based upon ISIN/ Issue level rather than Security/ location level),
which may lead to selling incorrect holdings and erroneous
portfolio risk management/ exposure monitoring (e.g. by place of
issue, currency, etc.).
Therefore, as determined by industry priorities, the Reconciliation
Working Group would support efforts to (1) refine security
identification numerology/ standards to make them more unique,
and/ or (2) update market practices to augment existing messages
with additional market/ location information.
Available Identification Options:
Security Identifiers
• ISIN: ISIN is a widely-used international ISO standard. However,
ISIN alone does not provide the level of detail specific to the
exchange-level place of trade and local pricing/ valuation.
• SEDOL: SEDOL is a proprietary vendor identifier issued by the
London Stock Exchange that is also broadly utilized in the industry.
SEDOL does partially address the issue of uniqueness at the exchange
• BBG ID: Bloomberg Global ID, or BBG ID, is a proprietary vendor
identifier that does help provide uniqueness at the market level.
• RIC: The Reuters Instrument Code, or RIC, is a proprietary vendor
identifier based on Thomson Reuters RIC rules.
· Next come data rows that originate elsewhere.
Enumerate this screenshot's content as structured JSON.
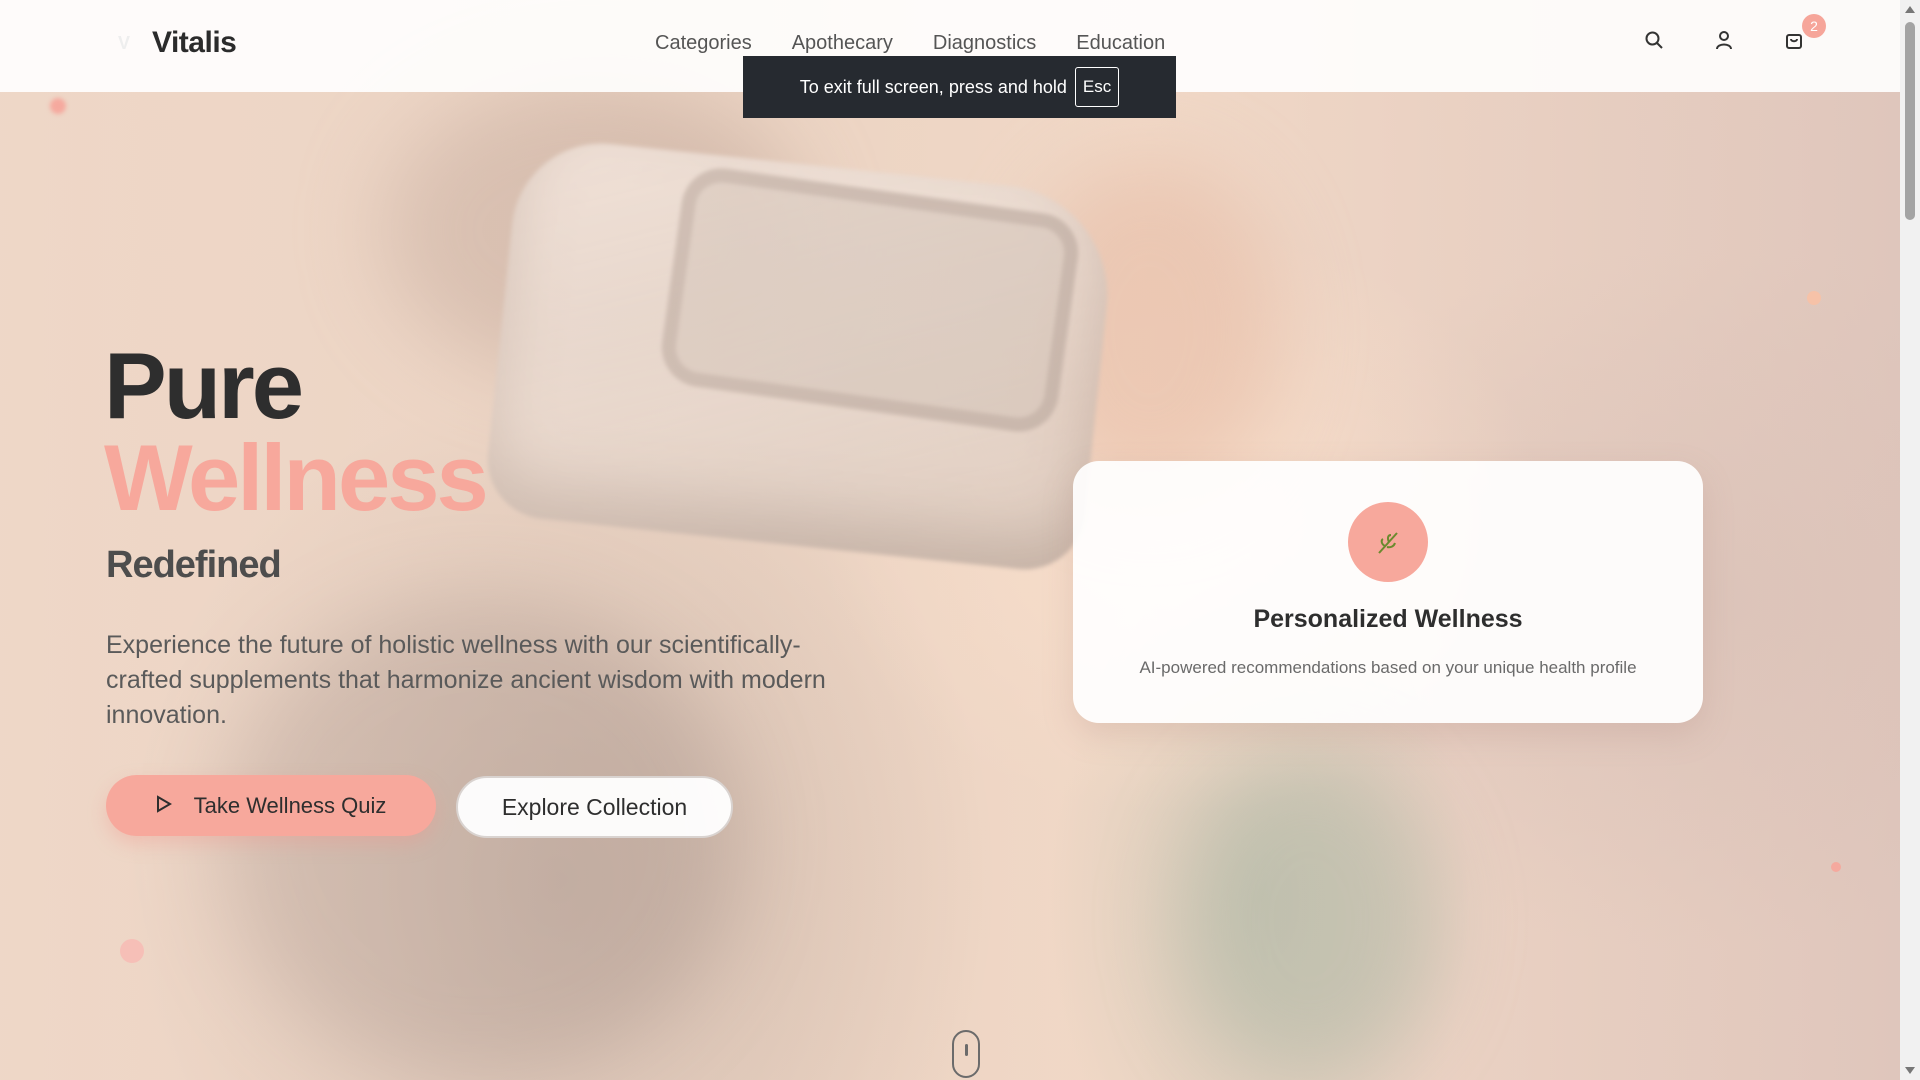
{
  "brand": {
    "name": "Vitalis",
    "logo_icon": "leaf-v-icon"
  },
  "nav": {
    "items": [
      {
        "label": "Categories"
      },
      {
        "label": "Apothecary"
      },
      {
        "label": "Diagnostics"
      },
      {
        "label": "Education"
      }
    ]
  },
  "header_icons": {
    "search": "search-icon",
    "account": "user-icon",
    "cart": "shopping-bag-icon",
    "cart_count": "2"
  },
  "fullscreen_toast": {
    "text": "To exit full screen, press and hold",
    "key": "Esc"
  },
  "hero": {
    "title_line1": "Pure",
    "title_line2": "Wellness",
    "title_line3": "Redefined",
    "description": "Experience the future of holistic wellness with our scientifically-crafted supplements that harmonize ancient wisdom with modern innovation.",
    "primary_button": "Take Wellness Quiz",
    "primary_icon": "play-icon",
    "secondary_button": "Explore Collection"
  },
  "feature_card": {
    "icon": "herb-icon",
    "title": "Personalized Wellness",
    "text": "AI-powered recommendations based on your unique health profile"
  },
  "colors": {
    "accent": "#f7a89c",
    "text_dark": "#2e2e2e",
    "toast_bg": "#262a30"
  }
}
For vanilla equities,
this is often the security's ticker symbol followed by a period and
then the exchange code, with more complicated rules for complex
securities, such as futures and options. A RIC always will remain
unique at the exchange level. While RICs historically were licensed
only for use with Thomson Reuters content, in 2012-2013 Thomson
Reuters opened up use of the RIC for 3rd party content through
various new licenses.
• CUSIP/ CINS: CUSIP is a proprietary identifier assigned by CUSIP
and broadly utilized in the industry. CUSIP is owned by the American
Bankers Association and operates through S&P. CUSIP does partially
address the issue of uniqueness at the exchange level.
Security Identifier + Official Place of Trade
• ISIN + MIC: ISIN and MIC are international ISO standards. MIC
(Market Identifier Code) provides an additional level of detail that
specifies place of trading; however, MIC is not commonly included
in trade- related messages.
Security Identifiers +
Official Place of Trade
Security Identifiers
Industry Standard
(e.g. ISO)
Commonly Included
No (MIC)
Summary/ Recommendation: In 2012 and 2013, the Reference Data and Standards
group reviewed the Multi-Listed Securities issue with the ISITC membership,
including specific feedback from various working groups and industry forums. Based
on the challenges and available options identified, as well as member firm feedback,
the ISITC Reference Data and Standards Working Group will continue to
acknowledge ISIN as the best available, non-proprietary global instrument
identification standard. However, to the extent firms require a greater degree of
uniqueness for their respective investment strategies, they may want to consider the
proprietary options listed above and in previously published documents (see
references section below).
• Unique Instrument Identifier Paper (2003) – REDAG/RDUG: